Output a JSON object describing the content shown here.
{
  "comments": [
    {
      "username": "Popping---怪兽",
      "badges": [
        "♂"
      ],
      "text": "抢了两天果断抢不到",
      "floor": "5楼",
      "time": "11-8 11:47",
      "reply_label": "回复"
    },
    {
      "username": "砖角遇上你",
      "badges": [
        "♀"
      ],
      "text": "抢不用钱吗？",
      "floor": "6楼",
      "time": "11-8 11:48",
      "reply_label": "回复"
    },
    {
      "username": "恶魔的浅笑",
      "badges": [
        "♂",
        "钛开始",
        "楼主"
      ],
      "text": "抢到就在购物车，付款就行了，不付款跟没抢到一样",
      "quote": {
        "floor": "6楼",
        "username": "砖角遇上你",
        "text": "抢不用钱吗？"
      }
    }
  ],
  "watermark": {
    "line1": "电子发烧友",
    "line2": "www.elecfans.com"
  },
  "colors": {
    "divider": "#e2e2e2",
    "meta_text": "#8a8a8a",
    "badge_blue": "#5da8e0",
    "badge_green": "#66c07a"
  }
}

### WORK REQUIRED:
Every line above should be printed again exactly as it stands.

### EXPECTED ANSWER:
Output a JSON object describing the content shown here.
{
  "comments": [
    {
      "username": "Popping---怪兽",
      "badges": [
        "♂"
      ],
      "text": "抢了两天果断抢不到",
      "floor": "5楼",
      "time": "11-8 11:47",
      "reply_label": "回复"
    },
    {
      "username": "砖角遇上你",
      "badges": [
        "♀"
      ],
      "text": "抢不用钱吗？",
      "floor": "6楼",
      "time": "11-8 11:48",
      "reply_label": "回复"
    },
    {
      "username": "恶魔的浅笑",
      "badges": [
        "♂",
        "钛开始",
        "楼主"
      ],
      "text": "抢到就在购物车，付款就行了，不付款跟没抢到一样",
      "quote": {
        "floor": "6楼",
        "username": "砖角遇上你",
        "text": "抢不用钱吗？"
      }
    }
  ],
  "watermark": {
    "line1": "电子发烧友",
    "line2": "www.elecfans.com"
  },
  "colors": {
    "divider": "#e2e2e2",
    "meta_text": "#8a8a8a",
    "badge_blue": "#5da8e0",
    "badge_green": "#66c07a"
  }
}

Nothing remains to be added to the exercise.